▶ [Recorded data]
────
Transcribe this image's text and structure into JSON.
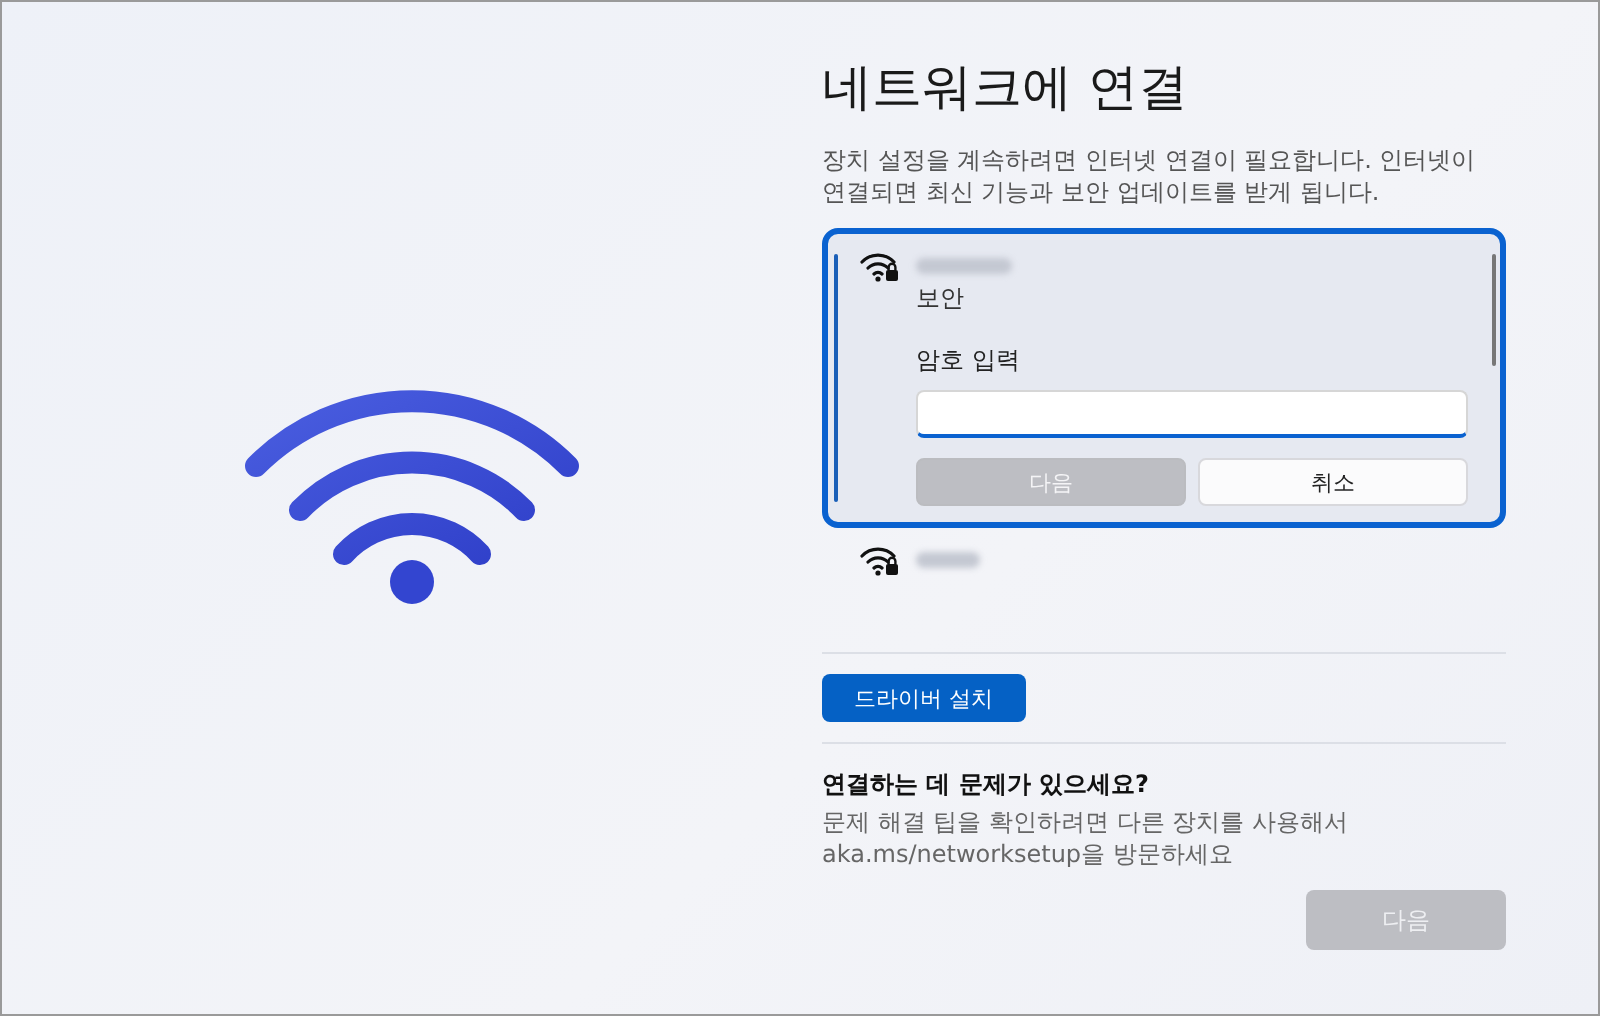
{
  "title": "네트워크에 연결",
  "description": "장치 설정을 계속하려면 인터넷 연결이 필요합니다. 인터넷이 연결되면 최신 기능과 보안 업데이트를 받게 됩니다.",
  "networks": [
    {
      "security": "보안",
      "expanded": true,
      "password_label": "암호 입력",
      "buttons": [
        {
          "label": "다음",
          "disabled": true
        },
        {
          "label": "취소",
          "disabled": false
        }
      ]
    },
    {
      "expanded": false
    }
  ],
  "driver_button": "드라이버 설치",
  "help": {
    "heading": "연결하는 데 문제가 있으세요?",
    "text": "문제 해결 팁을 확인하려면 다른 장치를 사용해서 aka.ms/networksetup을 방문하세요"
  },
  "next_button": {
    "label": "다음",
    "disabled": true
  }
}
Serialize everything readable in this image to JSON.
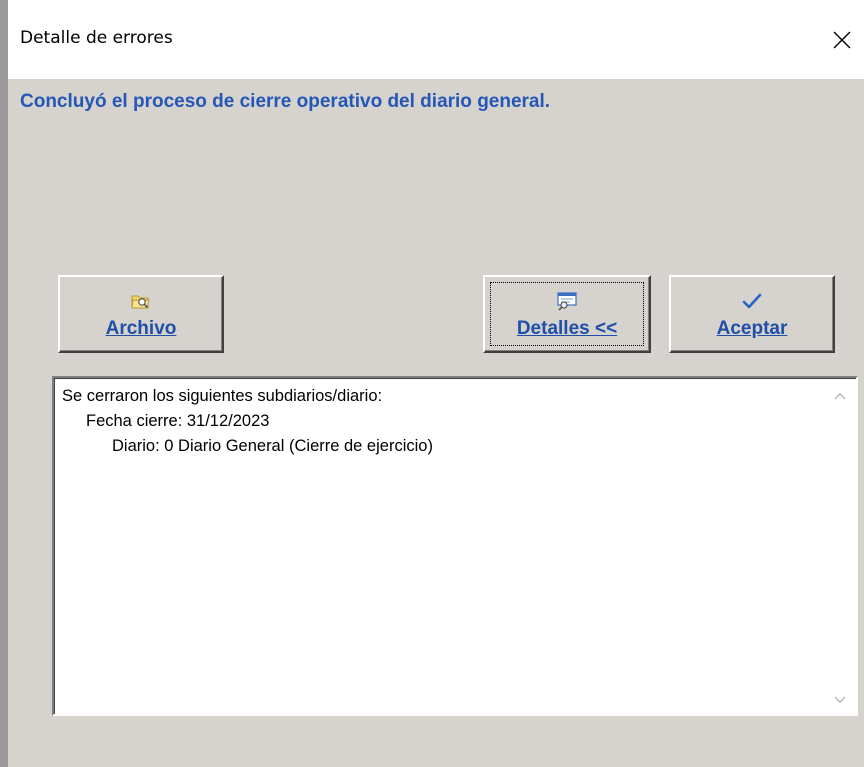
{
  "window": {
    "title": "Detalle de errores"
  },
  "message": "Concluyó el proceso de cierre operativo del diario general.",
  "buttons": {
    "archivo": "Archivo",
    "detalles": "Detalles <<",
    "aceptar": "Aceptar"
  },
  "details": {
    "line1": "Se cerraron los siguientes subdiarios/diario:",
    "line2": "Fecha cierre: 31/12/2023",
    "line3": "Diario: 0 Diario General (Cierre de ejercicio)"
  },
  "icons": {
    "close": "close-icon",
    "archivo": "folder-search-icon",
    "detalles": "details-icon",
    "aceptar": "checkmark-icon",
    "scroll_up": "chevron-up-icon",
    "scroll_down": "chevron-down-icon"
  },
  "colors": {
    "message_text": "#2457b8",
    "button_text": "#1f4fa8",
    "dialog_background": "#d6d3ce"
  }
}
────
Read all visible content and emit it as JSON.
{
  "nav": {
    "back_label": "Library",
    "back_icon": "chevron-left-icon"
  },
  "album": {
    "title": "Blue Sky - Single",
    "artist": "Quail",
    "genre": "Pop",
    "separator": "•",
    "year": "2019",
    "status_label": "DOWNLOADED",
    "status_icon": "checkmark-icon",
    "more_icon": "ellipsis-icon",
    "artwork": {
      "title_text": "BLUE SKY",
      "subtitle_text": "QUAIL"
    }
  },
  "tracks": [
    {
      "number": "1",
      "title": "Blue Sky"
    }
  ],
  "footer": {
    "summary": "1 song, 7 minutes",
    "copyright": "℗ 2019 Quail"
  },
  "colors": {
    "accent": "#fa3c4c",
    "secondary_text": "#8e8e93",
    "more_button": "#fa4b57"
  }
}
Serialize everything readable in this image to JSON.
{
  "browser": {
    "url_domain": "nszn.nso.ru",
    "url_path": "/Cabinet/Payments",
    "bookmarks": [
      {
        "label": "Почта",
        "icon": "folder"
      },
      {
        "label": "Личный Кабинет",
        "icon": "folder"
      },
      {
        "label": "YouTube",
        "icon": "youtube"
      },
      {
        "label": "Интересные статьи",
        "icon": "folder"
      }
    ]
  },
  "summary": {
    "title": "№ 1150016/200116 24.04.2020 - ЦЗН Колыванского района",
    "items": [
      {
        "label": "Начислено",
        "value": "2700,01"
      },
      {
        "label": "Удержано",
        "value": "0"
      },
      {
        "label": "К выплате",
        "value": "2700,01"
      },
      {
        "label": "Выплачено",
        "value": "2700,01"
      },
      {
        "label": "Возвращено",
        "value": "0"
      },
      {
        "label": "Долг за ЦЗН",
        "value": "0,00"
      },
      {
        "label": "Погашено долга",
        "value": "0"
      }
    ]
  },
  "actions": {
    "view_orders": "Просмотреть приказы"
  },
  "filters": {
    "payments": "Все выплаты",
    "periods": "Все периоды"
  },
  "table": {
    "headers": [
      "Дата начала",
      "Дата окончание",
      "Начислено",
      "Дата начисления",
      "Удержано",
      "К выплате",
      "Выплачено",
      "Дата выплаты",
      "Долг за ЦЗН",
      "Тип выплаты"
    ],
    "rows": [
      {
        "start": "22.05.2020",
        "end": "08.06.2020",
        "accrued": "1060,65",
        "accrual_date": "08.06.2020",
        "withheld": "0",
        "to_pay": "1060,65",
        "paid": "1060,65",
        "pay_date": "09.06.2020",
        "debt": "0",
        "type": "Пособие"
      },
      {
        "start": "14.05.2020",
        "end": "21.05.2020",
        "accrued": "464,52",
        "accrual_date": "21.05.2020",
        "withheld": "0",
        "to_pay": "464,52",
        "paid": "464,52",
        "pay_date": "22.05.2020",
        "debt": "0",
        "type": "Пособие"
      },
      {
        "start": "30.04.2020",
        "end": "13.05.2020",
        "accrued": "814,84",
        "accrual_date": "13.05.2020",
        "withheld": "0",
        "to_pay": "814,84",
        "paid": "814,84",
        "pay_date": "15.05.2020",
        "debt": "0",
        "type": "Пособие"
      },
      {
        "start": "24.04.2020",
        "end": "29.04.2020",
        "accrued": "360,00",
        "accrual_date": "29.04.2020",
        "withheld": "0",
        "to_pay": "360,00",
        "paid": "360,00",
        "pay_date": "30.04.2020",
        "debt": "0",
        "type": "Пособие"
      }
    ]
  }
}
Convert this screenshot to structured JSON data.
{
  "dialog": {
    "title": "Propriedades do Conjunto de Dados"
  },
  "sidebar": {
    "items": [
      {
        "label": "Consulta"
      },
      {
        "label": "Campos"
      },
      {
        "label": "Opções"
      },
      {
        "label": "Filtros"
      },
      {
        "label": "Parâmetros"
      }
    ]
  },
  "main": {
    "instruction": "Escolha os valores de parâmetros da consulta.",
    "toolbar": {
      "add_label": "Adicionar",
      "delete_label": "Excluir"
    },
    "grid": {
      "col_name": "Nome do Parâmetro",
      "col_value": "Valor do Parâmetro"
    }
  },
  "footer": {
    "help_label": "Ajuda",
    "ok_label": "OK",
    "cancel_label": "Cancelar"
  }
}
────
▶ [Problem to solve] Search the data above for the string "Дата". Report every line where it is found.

▶ [Result below]
      "Дата начала",
      "Дата окончание",
      "Дата начисления",
      "Дата выплаты",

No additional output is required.